A clinical psychologist and suicidologist at the University of Ghana, Dr. Joseph Osafo, has bemoaned the lack of seriousness in terms of government investments and support for mental health.
According to him, this situation has contributed to the increasing trend of suicide in the country.He said although suicide in the country is largely under-reported, many of it could have been prevented if there was a proper and effective mental health system in the country.
“Generally, it is so sad that Ghana we haven’t taken mental health seriously. The field is still understaffed, under budgeted among other things. We even train people here, the clinical psychologists we train for the Ghana Health Service are not paid well then you have them abandon posts. They have left so you go to some hospitals and you don’t even have a psychologist. I think generally, what we have to do is to take mental health seriously.”
“The second thing is, what we have to do is to take counseling in our schools seriously. I will tell all school counseling and placement centers that they have to be a bit more proactive. They have to wait for students, asking them to come. Sometimes it is important to take the help to the person, and go talking to them.”
Dr. Osarfo said public education must be increased to enable them to identify signs of suicide in suicidal people.
He said the public must be entreated to offer comfort and support for people who go through traumatic experiences to avoid pushing them into entertaining thoughts of suicide.
“For something that is quite traumatic, you have to get closer to the person.
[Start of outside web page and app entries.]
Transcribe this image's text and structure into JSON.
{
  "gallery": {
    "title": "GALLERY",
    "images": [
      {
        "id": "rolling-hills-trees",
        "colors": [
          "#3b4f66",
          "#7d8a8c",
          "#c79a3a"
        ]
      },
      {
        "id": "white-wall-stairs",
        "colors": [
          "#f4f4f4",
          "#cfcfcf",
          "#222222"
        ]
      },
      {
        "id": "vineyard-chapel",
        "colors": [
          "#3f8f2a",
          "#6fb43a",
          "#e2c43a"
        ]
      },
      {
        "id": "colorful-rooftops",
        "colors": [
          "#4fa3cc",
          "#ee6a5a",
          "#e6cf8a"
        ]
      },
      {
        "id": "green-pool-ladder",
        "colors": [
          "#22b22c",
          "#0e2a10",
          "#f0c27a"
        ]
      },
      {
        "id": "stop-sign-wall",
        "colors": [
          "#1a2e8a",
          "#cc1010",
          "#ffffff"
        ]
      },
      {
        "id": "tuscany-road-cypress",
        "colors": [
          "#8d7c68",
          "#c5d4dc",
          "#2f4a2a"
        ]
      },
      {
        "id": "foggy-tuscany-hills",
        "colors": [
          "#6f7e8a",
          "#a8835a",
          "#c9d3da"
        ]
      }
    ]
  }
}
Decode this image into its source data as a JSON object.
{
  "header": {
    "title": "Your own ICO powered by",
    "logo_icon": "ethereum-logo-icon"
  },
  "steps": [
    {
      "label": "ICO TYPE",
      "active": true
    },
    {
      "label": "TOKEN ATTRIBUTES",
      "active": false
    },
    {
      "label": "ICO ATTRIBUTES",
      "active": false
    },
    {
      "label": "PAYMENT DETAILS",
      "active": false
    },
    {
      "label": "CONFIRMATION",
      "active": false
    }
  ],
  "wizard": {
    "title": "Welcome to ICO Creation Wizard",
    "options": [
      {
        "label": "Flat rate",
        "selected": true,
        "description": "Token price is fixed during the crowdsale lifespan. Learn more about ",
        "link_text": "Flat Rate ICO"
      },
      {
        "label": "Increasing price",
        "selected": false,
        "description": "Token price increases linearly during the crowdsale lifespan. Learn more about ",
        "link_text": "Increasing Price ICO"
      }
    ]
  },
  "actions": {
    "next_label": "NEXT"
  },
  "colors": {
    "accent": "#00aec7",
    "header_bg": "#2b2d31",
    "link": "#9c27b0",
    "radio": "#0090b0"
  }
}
When you see them going through distress, go ahead and ask them, are you thinking of killing yourself? It is not true that if you ask the person, you are encouraging the person to commit suicide.”
“We need attitudinal change, we need more of psycho-education, public education, we need to invest more into public health, we need to invest into research, and I want to call on all business people out there, drop money and let us get research ongoing. When you look at other places, individuals who really want to get to understand this and get statistics, sponsor it.”
“We may need a policy; we are trying to get our findings out. We need a serious public policy on this and open up to others to call for assistance when they are in trouble, for instance, if there is a toll-free line they have to call 24/7,” he said.
There have been as many as four suicide-related deaths reports in about three weeks, with three of them being of students.
Although most suicides in the country go unreported, officials say the recent trend of suicides reported in the public domain call for more attention and urgent steps to arrest the situation.
By: Jonas Nyabor/citifmonline.com/Ghana